By Nichole Harwood
How far would you go to save a family that doesn’t believe you can save it? This is a question that the main character of Disney’s latest animated film Encanto explores as the youngest girl and only ungifted child in the family Madrigal, Mirabel, searches relentlessly for a way to save her family.
Mirabel is met with countless obstacles, including multiple confrontations with the head of the family Abuela Alma Madrigal (affectionately referred to as just Abuela), who continues to deny that any danger to the family exists at all. Despite this, our heroine continues forward, determined to save her family and home.
What is the best word to describe this film with a straightforward plot and charming main character?
Brilliant. From the characters to the music to the final resolution, Disney’s Encanto can only be described as brilliant.
Set in early 20th-century Colombia, the film goes out of its way to explore Colombian culture while focusing on making each character relatable to anyone watching the movie. Even if you can’t understand each inner crisis each member of the house of Madrigal experiences, chances are you know someone who does.
This all starts with our main character Mirabel. Despite being the only ungifted child in a house filled with other family members brimming with creative and unique superpowers, Mirabel never once comes across as bitter towards any of her family members. Despite this, the film doesn’t go the extreme other direction either of making Mirbel angelically perfect as she expresses both envy and despair in her heartbreaking number “Waiting On A Miracle,” where she tries to convince herself she’s okay being the lone powerless member-only to break down as she admits to herself she’s not.
Mirbel’s inner look into her desperate situation isn’t the only time the movie takes a moment to explore the inner workings and complications of being human as it highlights both of Mirbel’s older sisters, Luisa and Isabella, in their respective musical numbers. Luisa’s talent is by far the most useful with her super-strength. However, because of its usefulness, she finds herself struggling under the figurative and often literal weight of her family’s and the village’s demands to carry all the responsibility thrown onto her. Her song “Surface Pressure” is one that any oldest child of a family will easily relate to with her lyrics:
“Under the surface
I feel berserk as a tightrope walker in a three-ring circus
Under the surface
Was Hercules ever like, “Yo, I don’t wanna fight Cerberus”?
Under the surface
I’m pretty sure I’m worthless if I can’t be of service.”
The last note is remarkably striking as it reflects the ugliest thoughts we keep to ourselves regarding self-worth and responsibility.

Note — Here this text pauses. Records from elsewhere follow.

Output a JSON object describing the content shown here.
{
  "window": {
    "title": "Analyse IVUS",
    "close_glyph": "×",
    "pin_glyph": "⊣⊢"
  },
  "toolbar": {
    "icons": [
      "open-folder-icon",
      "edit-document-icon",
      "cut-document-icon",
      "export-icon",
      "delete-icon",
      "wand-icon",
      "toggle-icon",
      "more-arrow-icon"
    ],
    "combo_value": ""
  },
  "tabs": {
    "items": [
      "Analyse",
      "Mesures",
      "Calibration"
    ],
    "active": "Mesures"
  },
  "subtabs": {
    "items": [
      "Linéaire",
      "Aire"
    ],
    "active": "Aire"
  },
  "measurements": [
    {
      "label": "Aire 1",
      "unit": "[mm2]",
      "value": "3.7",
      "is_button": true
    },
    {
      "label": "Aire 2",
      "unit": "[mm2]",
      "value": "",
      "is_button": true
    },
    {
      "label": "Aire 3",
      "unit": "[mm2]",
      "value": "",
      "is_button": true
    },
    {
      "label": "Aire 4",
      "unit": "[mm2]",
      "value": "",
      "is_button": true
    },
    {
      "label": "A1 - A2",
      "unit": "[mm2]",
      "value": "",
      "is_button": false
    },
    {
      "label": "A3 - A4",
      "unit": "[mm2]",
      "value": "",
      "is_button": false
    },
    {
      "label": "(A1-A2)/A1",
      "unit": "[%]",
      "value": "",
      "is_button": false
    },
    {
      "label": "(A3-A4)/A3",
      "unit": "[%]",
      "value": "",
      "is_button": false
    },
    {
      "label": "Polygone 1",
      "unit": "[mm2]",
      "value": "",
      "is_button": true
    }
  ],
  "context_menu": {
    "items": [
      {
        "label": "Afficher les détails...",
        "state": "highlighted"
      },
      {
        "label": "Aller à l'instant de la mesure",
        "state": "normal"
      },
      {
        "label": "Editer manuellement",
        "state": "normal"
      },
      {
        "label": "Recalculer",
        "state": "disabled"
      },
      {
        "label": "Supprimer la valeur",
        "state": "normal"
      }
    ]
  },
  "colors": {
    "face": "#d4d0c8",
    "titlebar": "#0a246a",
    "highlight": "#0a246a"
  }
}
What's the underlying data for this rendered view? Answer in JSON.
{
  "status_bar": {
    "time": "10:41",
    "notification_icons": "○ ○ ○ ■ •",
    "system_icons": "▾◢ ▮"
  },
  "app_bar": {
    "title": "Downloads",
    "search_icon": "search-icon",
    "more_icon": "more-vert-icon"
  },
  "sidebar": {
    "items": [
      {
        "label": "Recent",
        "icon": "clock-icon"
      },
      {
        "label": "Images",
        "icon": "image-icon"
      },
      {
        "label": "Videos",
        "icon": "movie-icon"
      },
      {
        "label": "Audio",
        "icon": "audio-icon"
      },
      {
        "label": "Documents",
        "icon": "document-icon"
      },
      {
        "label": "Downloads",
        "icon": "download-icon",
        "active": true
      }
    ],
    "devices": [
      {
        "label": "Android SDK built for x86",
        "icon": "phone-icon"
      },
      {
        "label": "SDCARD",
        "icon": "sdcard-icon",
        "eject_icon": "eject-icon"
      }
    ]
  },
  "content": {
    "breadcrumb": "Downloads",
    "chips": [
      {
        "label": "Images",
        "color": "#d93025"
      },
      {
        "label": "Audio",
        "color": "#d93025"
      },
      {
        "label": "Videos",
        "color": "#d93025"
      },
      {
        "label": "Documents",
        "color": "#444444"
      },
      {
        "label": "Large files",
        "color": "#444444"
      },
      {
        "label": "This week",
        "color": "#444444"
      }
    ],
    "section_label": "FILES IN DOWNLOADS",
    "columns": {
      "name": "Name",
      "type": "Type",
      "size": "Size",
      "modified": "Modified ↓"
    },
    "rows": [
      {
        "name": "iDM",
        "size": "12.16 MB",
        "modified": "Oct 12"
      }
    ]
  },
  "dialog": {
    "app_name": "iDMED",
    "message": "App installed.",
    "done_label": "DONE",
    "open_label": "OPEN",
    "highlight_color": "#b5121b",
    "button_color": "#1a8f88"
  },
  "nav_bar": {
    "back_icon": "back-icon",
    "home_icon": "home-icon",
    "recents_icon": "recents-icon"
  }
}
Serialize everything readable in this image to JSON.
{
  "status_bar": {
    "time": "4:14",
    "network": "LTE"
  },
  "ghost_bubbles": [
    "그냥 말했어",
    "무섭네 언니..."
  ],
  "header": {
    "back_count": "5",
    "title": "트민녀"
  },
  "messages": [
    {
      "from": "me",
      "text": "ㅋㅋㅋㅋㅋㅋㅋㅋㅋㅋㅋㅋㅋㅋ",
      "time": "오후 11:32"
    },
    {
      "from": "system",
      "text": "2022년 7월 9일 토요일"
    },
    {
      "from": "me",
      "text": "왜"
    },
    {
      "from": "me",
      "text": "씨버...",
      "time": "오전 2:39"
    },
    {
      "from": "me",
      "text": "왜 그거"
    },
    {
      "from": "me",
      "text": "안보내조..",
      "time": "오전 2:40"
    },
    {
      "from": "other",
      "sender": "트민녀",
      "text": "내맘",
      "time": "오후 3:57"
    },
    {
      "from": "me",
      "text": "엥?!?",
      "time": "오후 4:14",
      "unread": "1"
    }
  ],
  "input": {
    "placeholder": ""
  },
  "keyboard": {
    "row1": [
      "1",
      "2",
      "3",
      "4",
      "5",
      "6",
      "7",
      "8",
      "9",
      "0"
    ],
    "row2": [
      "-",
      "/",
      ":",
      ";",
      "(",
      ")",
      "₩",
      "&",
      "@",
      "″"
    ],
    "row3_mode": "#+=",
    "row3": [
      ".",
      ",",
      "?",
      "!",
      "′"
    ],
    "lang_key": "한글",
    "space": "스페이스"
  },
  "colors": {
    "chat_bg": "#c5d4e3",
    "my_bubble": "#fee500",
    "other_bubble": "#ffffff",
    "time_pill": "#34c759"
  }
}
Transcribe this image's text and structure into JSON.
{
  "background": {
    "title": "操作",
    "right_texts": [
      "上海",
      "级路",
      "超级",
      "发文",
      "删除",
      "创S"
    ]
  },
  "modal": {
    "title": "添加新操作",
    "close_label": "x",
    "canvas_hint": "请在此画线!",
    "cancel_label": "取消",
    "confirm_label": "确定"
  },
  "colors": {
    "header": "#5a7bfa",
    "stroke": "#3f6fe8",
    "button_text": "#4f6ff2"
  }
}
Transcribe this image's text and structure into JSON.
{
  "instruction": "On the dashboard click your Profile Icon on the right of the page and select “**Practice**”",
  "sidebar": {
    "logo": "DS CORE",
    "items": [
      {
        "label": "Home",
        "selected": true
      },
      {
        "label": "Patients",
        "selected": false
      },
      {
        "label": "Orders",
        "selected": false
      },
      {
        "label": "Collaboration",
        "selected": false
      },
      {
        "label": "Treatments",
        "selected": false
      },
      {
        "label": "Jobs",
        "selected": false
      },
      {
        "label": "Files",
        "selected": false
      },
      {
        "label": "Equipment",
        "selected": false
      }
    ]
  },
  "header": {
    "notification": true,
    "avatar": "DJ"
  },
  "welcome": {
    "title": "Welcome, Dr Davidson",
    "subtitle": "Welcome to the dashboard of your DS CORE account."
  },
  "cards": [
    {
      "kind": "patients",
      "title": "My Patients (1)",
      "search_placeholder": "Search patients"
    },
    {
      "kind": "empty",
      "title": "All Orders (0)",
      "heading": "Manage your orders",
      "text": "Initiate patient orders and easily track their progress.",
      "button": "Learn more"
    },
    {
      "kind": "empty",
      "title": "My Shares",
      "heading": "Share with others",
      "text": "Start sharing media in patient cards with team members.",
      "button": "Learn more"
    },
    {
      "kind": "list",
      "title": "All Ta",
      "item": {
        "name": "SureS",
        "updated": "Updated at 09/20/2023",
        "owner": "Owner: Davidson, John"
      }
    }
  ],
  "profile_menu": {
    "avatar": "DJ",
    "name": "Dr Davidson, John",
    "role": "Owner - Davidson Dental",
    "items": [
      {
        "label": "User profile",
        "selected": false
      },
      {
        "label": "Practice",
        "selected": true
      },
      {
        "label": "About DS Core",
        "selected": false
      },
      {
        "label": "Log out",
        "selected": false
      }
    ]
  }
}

In parallel, while I didn’t connect to it as strongly, Isabella’s number “What Else Can I Do?” is easily just as impactful to the movie as it explores the mind of a middle child who is seen to be perfect and has little choice but to continue to reflect others ideas of perfection all while struggling to keep her desires buried.
Encanto doesn’t shy from tackling dark issues in its dialogue when not in a musical number either. The character of Bruno, the missing uncle who supposedly ran from his family, is probably the movie’s most pure character as he talks with his niece regarding his decision to hide from his family when he realized his powers (the power to see the future, which often predicts bad situations) were causing other distress.
“My gift wasn’t helping the family…but I love my family,” Bruno tells Mirabel as he justifies subjecting himself to a lonely lifestyle to spare others’ grief.
These small examples, from the lyrics to the song to the characters’ dialogue, really make Encanto special. Movies generally shy away from hearing main characters tackle their inner issues or at the very least only let one main character tackle these issues. In Encanto, we don’t see just one, but multiple characters tackle their inner issues while still connecting to what often drives these issues or gives life to them – love for their family.
That isn’t to say the music, comedy, or Encanto’s animation aren’t also brilliant. They are. But what drew me was that the movie stepped forward and tackled what it means to be in a loving family. Sometimes that love can cause you to be filled with self-doubt or even weigh you down with pressure no one asked you to take on. Happily ever after doesn’t mean everything will be perfect and no good family is.
I won’t spoil the conclusion or what is responsible for the danger to Mirabel’s family’s magic. Still, I will tell you that Encanto will leave you enchanted from beginning to end while making you confront actual issues we all struggle with in a way that shows that you are not alone in this world.
If this movie isn’t an instant Disney Classic, I have no idea what else could possibly be.
Film Score: A+++++ (can I add more pluses?)
Those interested in watching Encanto can find the movie on Disney +
Want to check out more movie reviews? Check out our last review Cruella 2021 Review: Brilliant but Neither Bad or Mad!